#### Work to be completed
Your task is to copy every line of the records below that contains "objects".

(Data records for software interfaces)
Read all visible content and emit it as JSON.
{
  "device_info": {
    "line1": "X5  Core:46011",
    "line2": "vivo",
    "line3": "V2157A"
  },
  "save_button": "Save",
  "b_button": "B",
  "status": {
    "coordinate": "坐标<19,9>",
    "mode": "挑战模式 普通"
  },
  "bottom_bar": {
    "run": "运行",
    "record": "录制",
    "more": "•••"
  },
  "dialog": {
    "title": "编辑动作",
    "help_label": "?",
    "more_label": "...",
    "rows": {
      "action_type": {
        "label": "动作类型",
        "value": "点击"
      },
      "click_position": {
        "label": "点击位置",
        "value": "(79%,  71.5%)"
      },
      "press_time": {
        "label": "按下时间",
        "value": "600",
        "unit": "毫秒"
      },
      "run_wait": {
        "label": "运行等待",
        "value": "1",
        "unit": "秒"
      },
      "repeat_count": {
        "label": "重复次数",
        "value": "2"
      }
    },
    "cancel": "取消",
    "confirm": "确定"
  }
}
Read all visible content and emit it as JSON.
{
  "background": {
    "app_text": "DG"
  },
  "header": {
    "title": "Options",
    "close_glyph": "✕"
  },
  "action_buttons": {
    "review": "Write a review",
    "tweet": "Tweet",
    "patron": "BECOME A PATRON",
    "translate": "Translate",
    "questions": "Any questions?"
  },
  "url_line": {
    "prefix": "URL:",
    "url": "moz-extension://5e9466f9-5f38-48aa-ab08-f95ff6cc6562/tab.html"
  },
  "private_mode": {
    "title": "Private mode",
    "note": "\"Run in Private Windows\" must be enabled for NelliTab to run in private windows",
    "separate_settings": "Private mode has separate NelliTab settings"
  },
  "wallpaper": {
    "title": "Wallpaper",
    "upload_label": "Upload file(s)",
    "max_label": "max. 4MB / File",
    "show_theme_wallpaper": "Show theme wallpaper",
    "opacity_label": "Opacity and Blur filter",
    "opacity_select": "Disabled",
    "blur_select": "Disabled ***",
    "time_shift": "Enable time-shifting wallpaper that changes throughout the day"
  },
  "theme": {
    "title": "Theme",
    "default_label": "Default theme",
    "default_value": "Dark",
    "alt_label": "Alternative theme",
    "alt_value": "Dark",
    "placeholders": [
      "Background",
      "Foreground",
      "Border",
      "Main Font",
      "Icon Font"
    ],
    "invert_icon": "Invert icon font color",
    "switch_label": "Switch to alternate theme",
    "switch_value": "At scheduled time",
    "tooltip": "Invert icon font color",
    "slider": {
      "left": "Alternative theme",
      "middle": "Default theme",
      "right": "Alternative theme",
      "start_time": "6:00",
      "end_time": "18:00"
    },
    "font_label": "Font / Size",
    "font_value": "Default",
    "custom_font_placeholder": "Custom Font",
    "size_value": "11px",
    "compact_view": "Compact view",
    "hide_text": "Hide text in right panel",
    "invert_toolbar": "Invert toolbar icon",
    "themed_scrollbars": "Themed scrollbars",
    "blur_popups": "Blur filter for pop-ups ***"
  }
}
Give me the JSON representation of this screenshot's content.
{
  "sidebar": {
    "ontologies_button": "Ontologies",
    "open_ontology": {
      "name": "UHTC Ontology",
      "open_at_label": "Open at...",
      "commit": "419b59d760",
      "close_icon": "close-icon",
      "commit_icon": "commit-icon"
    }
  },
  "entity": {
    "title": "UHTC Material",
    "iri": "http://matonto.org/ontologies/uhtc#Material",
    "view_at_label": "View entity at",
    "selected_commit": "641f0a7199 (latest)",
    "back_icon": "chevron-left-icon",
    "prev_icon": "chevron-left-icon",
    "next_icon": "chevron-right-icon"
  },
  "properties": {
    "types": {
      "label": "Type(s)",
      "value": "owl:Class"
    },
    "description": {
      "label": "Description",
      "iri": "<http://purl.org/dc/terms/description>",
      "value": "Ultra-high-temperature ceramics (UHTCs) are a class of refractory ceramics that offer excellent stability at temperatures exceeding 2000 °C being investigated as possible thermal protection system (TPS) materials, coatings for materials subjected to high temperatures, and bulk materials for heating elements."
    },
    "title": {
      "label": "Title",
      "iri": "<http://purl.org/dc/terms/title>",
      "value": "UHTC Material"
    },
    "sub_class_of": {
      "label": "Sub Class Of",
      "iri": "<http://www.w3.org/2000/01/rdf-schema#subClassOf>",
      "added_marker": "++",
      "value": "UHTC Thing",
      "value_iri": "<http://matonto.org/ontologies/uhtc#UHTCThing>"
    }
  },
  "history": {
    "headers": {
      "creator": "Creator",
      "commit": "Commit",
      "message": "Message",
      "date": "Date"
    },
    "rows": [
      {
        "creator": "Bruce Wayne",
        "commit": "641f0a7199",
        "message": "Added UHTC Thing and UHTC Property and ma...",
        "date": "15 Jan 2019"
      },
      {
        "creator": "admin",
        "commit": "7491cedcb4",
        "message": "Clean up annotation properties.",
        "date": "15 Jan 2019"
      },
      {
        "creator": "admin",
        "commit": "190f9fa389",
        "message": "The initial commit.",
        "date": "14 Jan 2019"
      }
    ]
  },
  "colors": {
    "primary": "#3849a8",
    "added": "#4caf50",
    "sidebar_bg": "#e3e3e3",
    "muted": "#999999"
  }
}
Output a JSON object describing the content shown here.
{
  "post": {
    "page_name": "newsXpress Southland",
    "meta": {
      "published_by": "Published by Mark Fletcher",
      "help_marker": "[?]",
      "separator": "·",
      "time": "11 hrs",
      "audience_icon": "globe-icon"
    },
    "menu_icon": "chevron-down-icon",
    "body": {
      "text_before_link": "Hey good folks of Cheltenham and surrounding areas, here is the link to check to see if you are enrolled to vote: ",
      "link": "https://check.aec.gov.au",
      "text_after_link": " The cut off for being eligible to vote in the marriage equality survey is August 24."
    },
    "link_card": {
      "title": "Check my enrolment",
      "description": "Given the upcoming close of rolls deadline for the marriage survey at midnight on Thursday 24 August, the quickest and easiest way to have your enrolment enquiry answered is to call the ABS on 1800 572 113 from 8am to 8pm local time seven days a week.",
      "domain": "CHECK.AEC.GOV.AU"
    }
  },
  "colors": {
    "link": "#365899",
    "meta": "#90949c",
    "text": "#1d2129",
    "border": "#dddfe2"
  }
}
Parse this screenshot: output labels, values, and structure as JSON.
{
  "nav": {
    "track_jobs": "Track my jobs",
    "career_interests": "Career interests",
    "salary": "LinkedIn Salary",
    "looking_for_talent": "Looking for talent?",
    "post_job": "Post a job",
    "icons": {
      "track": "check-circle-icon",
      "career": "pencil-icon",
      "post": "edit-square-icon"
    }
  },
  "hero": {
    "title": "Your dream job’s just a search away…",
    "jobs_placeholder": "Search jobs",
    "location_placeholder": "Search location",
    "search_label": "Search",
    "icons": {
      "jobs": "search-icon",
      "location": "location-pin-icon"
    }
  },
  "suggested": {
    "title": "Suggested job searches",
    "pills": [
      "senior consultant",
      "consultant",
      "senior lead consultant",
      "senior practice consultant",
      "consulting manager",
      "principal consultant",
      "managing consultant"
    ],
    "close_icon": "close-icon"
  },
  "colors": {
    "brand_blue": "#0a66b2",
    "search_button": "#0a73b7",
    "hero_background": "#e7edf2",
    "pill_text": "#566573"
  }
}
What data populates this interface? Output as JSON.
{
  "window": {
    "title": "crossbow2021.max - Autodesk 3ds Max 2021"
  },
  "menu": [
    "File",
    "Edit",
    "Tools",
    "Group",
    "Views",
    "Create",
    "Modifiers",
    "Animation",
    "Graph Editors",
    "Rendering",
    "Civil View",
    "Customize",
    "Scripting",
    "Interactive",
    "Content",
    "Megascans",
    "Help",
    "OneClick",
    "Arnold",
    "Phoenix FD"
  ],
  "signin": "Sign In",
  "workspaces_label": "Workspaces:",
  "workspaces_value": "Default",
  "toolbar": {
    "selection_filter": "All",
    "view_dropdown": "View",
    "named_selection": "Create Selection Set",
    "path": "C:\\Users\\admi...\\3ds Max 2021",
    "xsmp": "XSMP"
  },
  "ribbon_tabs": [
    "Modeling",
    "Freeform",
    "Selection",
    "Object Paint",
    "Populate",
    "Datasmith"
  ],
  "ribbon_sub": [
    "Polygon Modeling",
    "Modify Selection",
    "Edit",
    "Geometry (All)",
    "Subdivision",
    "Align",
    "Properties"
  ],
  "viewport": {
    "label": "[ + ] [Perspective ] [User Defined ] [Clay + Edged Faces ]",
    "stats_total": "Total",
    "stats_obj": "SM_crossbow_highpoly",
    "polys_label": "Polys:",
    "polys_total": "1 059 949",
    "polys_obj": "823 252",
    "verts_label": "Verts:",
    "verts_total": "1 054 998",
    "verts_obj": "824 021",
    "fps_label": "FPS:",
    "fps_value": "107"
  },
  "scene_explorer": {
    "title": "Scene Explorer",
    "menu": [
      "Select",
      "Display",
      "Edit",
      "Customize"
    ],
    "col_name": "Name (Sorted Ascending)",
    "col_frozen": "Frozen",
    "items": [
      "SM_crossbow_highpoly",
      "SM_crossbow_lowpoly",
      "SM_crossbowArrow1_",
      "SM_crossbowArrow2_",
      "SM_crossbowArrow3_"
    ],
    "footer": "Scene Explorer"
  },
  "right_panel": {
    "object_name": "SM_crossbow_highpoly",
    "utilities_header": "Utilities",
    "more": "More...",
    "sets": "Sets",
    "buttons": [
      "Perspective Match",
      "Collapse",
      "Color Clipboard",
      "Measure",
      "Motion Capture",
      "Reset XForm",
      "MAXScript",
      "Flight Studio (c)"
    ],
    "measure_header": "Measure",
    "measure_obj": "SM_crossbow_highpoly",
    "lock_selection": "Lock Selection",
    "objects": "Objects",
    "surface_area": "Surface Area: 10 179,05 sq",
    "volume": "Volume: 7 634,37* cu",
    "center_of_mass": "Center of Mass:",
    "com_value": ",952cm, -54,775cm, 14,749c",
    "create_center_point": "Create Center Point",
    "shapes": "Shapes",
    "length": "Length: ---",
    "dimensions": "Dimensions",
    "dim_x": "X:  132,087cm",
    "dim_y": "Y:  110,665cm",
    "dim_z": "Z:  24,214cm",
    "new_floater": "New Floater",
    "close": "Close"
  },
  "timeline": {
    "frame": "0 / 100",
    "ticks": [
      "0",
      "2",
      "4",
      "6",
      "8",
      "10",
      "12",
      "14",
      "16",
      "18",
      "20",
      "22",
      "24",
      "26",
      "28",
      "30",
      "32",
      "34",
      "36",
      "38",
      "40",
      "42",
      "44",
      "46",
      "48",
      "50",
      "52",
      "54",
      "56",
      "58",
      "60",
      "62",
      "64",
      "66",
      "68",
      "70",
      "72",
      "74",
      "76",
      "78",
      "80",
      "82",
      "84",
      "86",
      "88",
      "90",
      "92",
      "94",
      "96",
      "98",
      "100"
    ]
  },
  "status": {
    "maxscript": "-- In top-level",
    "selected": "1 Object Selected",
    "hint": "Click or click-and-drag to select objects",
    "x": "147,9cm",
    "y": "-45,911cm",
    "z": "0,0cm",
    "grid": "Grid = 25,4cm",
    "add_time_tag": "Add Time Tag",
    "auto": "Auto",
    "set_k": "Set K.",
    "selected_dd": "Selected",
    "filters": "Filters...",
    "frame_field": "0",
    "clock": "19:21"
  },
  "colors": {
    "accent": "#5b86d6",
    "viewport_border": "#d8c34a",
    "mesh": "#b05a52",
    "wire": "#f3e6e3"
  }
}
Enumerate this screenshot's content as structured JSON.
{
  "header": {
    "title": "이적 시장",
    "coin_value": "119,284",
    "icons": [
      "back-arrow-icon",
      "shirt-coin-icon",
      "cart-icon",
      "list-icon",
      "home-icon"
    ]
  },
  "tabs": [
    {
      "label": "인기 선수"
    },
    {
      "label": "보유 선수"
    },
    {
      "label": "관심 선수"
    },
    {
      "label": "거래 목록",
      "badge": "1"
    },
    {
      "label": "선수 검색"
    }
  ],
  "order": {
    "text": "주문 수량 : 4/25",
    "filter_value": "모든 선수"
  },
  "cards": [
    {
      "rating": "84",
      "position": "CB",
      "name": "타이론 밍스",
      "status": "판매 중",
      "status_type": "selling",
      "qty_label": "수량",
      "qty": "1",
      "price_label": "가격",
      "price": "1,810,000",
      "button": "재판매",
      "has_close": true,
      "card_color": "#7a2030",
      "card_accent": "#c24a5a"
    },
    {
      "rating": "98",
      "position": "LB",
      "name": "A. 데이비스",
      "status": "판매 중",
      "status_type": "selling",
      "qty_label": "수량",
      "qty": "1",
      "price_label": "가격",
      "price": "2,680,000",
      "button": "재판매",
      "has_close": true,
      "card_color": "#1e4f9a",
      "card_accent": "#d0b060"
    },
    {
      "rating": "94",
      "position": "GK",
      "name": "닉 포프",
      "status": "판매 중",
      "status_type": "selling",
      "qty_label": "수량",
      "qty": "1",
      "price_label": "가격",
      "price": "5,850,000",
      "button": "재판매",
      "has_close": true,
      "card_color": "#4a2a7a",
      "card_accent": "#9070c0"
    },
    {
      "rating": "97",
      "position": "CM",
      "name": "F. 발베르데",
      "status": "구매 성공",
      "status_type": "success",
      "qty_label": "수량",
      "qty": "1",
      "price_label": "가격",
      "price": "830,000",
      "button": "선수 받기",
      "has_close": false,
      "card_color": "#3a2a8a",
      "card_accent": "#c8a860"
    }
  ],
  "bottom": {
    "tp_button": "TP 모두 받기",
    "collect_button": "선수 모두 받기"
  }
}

#### Result of the task
    "objects": "Objects",
    "hint": "Click or click-and-drag to select objects",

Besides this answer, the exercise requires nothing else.